I love that it can speed up the healing, but kind of makes the pain worse. Very interesting. Also the bit about the taste being disgusting and lingering for several days made me laugh.

Emy x   Etrea | Vazdimet
30 Dec, 2020 19:27

Really? Cause that part made me grimace a bit while writing it. I can see how it would be funny though, lol. Thanks!

You should check out the The 5 Shudake, if you want of course.
1 Jan, 2021 16:34

This is a really great idea for a healing plant. BTW, did you notice that the first paragraph ends abruptly?

by Lethann Aeda

Costuming Challenge Article: Divine Vestments
1 Jan, 2021 18:02

I did not, but thank you for pointing it out. I'll fix that.

You should check out the The 5 Shudake, if you want of course.
7 Jan, 2021 12:39

This is a really cool plant! I love the way you described it, it sounds really peaceful if that makes sense, fits well with the fact that its used for healing. Also blerg that taste sounds gross, I can definitely imagine kids tricking other (younger) kids into eating Anipier, almost like some kind of generational prank everyone goes through during their life.

Author of Arda Almayed - check out my SummerCamp articles here!
7 Jan, 2021 14:05

Oooh I hadn't even thought of that but I love It! Thanks! I'm glad you like it.

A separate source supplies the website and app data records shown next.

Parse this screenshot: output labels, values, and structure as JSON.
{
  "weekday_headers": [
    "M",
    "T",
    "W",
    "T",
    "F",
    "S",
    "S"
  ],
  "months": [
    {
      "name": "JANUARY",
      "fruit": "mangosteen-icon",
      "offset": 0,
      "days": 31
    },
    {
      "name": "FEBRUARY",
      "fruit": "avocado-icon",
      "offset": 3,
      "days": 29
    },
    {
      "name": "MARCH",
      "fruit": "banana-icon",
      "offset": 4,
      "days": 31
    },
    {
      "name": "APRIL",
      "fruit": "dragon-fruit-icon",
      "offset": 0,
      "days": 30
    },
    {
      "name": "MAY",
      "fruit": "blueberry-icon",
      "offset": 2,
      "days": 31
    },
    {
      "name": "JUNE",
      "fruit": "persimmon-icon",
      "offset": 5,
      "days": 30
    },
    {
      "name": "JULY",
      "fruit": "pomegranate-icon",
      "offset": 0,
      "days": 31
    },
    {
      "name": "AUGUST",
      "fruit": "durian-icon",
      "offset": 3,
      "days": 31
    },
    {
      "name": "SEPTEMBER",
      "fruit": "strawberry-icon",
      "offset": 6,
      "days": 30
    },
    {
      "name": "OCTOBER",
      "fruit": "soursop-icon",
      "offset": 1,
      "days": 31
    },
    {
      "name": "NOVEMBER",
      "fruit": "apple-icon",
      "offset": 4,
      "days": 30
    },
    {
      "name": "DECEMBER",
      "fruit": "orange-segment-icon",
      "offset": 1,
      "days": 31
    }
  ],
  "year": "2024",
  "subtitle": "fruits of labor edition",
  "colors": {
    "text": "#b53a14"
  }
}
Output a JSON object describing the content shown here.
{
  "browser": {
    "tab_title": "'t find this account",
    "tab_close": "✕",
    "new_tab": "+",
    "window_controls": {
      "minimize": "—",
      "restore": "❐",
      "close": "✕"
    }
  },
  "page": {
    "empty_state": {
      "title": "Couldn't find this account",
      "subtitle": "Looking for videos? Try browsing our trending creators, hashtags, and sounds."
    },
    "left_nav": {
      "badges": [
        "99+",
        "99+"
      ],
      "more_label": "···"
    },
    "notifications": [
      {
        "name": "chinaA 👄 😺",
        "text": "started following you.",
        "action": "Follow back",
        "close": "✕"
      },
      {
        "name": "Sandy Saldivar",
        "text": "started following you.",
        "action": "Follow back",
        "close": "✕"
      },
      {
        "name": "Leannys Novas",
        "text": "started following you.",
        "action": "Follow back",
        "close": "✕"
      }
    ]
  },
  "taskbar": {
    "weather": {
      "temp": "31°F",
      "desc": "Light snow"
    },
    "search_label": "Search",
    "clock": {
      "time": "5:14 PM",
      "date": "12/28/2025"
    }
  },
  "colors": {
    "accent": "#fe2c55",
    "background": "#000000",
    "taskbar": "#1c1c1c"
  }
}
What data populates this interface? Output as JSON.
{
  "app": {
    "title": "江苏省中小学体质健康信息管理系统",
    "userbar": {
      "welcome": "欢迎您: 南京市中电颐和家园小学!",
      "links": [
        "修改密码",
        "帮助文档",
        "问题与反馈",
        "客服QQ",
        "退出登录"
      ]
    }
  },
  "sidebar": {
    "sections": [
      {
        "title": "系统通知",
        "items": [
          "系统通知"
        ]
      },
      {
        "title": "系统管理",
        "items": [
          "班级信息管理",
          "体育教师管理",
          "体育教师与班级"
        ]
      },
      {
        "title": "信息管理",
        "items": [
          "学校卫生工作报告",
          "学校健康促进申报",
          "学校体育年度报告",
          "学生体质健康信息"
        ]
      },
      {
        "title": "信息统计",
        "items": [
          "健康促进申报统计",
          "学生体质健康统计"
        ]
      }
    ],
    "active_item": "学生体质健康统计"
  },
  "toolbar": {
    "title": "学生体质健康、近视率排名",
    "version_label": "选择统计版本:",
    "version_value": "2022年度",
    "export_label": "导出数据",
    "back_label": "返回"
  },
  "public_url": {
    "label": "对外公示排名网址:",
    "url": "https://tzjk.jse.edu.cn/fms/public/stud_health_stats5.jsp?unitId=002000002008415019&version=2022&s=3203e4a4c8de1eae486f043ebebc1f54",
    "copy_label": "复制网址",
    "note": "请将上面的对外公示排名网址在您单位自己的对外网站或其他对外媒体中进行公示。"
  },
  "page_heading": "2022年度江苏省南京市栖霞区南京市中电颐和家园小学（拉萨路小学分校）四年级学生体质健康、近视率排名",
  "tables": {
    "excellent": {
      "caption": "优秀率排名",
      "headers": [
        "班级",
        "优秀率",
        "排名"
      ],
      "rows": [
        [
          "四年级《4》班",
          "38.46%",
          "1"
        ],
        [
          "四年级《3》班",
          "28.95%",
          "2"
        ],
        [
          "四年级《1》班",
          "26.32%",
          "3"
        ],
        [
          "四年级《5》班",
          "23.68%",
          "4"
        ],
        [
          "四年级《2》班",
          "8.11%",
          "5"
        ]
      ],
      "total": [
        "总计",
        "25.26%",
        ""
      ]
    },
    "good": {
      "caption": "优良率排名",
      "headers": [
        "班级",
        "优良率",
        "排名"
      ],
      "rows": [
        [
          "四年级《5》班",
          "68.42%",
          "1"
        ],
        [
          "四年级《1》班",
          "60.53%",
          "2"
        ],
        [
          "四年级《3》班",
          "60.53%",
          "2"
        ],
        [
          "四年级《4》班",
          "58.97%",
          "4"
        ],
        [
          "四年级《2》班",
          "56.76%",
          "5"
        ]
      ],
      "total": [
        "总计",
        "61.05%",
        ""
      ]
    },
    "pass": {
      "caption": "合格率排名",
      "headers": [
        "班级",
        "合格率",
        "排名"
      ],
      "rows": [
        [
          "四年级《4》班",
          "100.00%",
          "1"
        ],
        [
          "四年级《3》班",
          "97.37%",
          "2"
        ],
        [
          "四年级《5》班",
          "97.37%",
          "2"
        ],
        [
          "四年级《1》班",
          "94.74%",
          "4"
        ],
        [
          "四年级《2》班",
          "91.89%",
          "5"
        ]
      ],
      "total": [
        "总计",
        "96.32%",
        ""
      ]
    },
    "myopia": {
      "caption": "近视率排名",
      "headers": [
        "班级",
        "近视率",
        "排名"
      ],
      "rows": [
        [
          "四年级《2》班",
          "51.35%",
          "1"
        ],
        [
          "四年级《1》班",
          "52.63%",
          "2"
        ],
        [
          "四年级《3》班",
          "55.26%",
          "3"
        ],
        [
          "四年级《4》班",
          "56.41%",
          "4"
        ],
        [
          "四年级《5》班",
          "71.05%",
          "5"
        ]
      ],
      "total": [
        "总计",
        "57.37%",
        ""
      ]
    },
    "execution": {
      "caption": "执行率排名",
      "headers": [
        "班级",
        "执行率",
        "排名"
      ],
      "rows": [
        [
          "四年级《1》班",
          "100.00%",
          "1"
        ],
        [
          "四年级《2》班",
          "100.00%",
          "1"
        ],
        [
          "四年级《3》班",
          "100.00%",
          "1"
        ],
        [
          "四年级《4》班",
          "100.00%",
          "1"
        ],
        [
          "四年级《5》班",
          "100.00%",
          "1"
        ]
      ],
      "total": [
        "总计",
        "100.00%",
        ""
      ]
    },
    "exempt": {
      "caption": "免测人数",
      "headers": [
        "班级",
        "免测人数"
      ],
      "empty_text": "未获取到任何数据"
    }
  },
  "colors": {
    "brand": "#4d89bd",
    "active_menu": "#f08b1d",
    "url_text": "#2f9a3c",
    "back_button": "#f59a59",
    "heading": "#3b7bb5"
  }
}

You should check out the The 5 Shudake, if you want of course.